In most cases, the cost of shipping will be higher the longer the distance for transit is needed. But not in all cases, because a shorter trip, let’s say less than 200 miles, might not be lucrative to owner operators that are searching for loads around 500 to 600 miles to maximize their day’s productivity and profit. A 500 to 600 mile run could come out at $2-3 per mile earning the driver a gross of $1,000 to $1,800; while a shorter run at 200 miles might come out to $4 to $5 per mile in order to generate attention from drivers that do not mind taking a shorter run for the day while making $800 to $1,000 instead of a higher gross revenue.
Do you need to use the carrier’s trailer for a longer duration than just the trip to get from the shipper to the consignee? Dropping a trailer or needing to keep trailers in rotation for your company to be able to store the product until it is ready to hit your dock will definitely increase your shipping costs.
Accessorials and Surcharges
Another factor that plays a large role in calculating US trucking rates are accessorials and surcharges, with surcharges primarily being a fuel surcharge. Accessorial charges usually include if a driver is needed to tailgate a shipment to the back of the trailer in order for the receiver to accept the shipment because their insurance policy might not cover accidents that happen to their employees on the property of the carrier, being the trailer in this instance. Another accessorial charge can come in the form of needing a shipment to be delivered to a restricted or difficult to reach area, like schools, prisons, and churches. Prisons, mints, and other government facilities require drivers to have a clean background check to enter the site and do not allow the driver to bring any firearms onto the property.
The Biggest Factor
The main factor that brings the most consistency when predicting rates and trends is a high or low load-to-truck ratio. The load-to-truck ratio is determined by dividing the number of loads to be shipped in your area by the amount of trucks nearby that meet your requirements needed to ship your freight. In times when there is an increase in shipments and the amount of available assets isn’t able to accommodate everything that needs to be moved, there is a high load-to-truck ratio, or an increase in supply of shipments and a demand for vehicles. This is the reason that we see an increase in shipping costs. Take for example: a seasonal hurricane has just landed in the US and the government is looking for carriers to hire to bring food, medicine, and shelter to the states affected. These trucks that were moving a shipper’s freight before the hurricane occurred are now hauling for the government and creating a lack of trucks available, which increases demand.
Significant Contribution to Lower Supply of Trucks
One of the most contributing reasons which creates a shortage of trucks ready to haul shipments is the lack of qualified drivers operating those trucks. With our technology-focused culture, the transportation industry is doing its best effort to encourage young drivers to become a part of a necessary industry at the same or equal rate that the industry’s veterans are retiring.

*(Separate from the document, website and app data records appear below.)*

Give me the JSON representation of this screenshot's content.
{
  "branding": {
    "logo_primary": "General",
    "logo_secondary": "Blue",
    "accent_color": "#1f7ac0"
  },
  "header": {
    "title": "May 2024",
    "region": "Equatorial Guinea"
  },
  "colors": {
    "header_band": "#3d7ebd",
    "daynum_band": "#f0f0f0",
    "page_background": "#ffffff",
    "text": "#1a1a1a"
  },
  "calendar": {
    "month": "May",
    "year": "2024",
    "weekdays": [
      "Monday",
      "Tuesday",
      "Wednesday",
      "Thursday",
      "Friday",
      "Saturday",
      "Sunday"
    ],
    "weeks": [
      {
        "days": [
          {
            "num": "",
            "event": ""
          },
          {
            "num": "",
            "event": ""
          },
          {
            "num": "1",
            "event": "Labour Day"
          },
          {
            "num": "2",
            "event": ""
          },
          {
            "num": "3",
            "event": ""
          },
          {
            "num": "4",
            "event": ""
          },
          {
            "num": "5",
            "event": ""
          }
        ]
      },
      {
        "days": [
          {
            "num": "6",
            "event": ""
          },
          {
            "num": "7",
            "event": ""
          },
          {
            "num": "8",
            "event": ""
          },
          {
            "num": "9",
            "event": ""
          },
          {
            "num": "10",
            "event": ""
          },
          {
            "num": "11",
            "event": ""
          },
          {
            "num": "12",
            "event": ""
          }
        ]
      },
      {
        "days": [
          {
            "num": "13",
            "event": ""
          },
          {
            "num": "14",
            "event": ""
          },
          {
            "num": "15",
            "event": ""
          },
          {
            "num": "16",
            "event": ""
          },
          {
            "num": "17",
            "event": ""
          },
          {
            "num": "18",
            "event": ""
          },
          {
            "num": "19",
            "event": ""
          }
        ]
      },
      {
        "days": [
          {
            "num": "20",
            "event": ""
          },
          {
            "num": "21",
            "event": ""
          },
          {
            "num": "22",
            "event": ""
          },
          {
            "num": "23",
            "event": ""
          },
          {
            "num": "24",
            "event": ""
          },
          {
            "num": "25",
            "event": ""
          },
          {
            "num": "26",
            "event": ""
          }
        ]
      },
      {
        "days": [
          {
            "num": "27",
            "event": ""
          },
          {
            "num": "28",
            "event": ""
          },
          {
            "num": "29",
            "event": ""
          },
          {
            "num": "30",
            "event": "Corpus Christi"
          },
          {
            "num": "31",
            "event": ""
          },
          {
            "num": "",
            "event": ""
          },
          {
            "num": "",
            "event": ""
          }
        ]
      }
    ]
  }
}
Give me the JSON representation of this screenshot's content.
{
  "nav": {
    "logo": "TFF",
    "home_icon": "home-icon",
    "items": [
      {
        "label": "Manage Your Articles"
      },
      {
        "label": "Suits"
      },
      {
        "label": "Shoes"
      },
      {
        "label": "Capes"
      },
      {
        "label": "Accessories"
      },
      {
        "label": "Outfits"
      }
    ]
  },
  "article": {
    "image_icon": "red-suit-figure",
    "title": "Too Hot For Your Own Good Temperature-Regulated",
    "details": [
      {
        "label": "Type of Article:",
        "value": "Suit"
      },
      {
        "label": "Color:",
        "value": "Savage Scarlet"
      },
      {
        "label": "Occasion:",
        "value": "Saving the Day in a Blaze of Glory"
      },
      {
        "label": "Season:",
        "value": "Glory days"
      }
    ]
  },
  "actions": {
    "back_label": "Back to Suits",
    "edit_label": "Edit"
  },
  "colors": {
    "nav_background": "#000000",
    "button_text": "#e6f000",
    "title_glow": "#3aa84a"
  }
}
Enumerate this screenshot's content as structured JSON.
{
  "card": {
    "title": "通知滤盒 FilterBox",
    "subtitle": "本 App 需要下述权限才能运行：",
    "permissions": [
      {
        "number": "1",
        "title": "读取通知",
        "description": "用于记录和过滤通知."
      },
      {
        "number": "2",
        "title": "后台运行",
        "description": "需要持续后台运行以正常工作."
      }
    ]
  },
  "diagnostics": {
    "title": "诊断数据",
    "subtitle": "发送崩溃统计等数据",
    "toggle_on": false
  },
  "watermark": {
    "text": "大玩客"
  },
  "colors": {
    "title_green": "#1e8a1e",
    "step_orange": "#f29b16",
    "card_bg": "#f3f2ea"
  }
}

The industry has also been keeping up with all of the technological advancements of the century from GPS tracking to electronic logging devices and this requires drivers to be able to have knowledge of this technology and to be able to utilize it seamlessly.
What You Can Do About It
Understanding and staying up to date on everything that affects the intricacies of the freight shipping market can seem complex and like a full-time job. For this reason, many companies prefer to work side-by-side with a logistics partner they trust to help them make the best decisions at any time of the year including the highs and lows of any market. At Migway, we have helped our customers find solutions that work for their budgets and timelines - even in a competitive marketplace. If you want to start a conversation about how we can help solve some of your most pressing transportation issues, we would love to talk.